A prediabetes diagnosis may come as a surprise, but it may be the wake-up call you need to change your health and lifestyle habits. Understanding prediabetes and your risk factors are important steps in staying ahead of the disease.
What Is Prediabetes?
Prediabetes means that the level of sugar (glucose) in your blood is too high. If you have prediabetes, you’re at risk for developing type 2 diabetes. Type 2 diabetes is diagnosed when the level of glucose in the blood reaches a certain high level. With prediabetes, it hasn’t reached this point yet, but it’s higher than normal. It’s important to make lifestyle changes to lower your blood sugar, improve your health and prevent diabetes.
Why Worry About Prediabetes?
Prediabetes is a disease where the body’s cells have trouble using glucose in the blood for energy. As a result, too much glucose stays in the blood and can affect how your heart and blood vessels work. Without changes in diet and lifestyle, the problem can get worse. Once you have type 2 diabetes, it’s chronic (ongoing) and needs to be managed for the rest of your life. Diabetes can harm the body and your health by damaging organs, such as your eyes and kidneys. It makes you more likely to have heart disease. And it can damage nerves and blood vessels.
Risk Factors For Prediabetes
The exact cause of prediabetes isn’t clear. But certain risk factors make a person more likely to have it. These include:
- A family history of type 2 diabetes
- Being overweight
- Being over age 40
- Having had gestational diabetes
- Not being physically active
- Being African American, Asian-American, Hispanic, Native American or Pacific Islander
Prediabetes has no symptoms. The only way to find it is with a blood test. You may have had one or more of these blood tests:
- Fasting glucose test. Blood is taken and tested after you have not eaten for at least eight hours.
- Glucose tolerance test. Your blood sugar is measured before and after you drink a very sugary liquid.
- Hemoglobin A1c (HbA1c). Your HbA1c is normal if it is below 5.7 percent. Prediabetes is 5.7 to 6.4 percent. Diabetes is 6.5 percent or higher.
The best way to treat prediabetes is to lose at least 5 to 7 percent of your current weight and be more physically active by getting at least 30 minutes of exercise five days a week. These changes help the body’s cells use blood sugar better. Even a small amount of weight loss can help. Work with your health care provider to make a plan to eat well and be more active. Keep in mind that small changes can add up. Other changes in your lifestyle may make you less likely to develop diabetes. Your health care provider can talk with you about these.

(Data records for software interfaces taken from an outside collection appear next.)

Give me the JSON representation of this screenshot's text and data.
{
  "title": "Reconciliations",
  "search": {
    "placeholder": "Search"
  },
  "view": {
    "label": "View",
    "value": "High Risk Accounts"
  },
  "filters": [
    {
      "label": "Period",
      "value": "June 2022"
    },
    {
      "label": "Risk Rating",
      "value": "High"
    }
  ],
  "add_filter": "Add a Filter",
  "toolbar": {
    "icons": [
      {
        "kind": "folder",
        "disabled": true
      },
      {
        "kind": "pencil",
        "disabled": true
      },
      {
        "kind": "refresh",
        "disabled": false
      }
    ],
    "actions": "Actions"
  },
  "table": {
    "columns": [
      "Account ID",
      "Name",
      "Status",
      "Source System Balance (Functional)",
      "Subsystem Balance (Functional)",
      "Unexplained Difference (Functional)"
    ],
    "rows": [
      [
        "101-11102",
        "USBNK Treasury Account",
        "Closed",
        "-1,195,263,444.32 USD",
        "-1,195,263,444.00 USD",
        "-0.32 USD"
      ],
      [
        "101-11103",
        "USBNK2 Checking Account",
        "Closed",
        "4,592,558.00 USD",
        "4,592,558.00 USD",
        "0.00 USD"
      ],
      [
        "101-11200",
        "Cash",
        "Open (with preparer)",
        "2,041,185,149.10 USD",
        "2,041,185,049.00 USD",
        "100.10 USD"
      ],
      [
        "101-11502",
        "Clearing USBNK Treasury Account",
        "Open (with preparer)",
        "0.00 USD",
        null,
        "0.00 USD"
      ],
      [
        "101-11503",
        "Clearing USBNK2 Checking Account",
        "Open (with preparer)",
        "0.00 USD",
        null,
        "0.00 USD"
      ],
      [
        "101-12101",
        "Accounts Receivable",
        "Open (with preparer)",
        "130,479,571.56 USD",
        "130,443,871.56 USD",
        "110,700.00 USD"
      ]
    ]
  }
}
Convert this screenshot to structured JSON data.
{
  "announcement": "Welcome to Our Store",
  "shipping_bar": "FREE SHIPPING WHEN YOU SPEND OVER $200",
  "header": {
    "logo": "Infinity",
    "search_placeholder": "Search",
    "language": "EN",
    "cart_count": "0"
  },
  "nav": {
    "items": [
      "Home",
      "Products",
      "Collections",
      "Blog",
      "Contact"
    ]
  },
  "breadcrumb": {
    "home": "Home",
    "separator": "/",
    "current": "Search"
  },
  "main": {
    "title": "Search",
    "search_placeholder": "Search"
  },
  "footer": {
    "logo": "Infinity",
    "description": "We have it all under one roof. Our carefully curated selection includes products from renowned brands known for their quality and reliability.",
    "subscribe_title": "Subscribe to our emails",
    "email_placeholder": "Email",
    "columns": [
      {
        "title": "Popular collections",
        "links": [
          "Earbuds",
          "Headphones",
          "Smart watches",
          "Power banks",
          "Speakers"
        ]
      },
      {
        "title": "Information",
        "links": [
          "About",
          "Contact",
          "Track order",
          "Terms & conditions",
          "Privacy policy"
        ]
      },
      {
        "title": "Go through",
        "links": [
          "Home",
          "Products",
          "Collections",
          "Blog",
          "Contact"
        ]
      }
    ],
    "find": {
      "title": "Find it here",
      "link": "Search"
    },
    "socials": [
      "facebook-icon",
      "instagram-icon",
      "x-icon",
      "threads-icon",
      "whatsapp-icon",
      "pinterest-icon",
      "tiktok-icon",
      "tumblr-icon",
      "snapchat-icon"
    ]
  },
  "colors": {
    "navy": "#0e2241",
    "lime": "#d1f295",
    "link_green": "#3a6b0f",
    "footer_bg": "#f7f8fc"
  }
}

If it is untreated, prediabetes can turn into diabetes. This is a serious health condition. Take steps to stop this from happening. Follow the treatment plan you’ve been given. You may have your blood glucose tested again in about 12 to 18 months.
Join the conversation. What are you doing to avoid prediabetes or to manage the disease if you’ve been diagnosed? Tell us about it.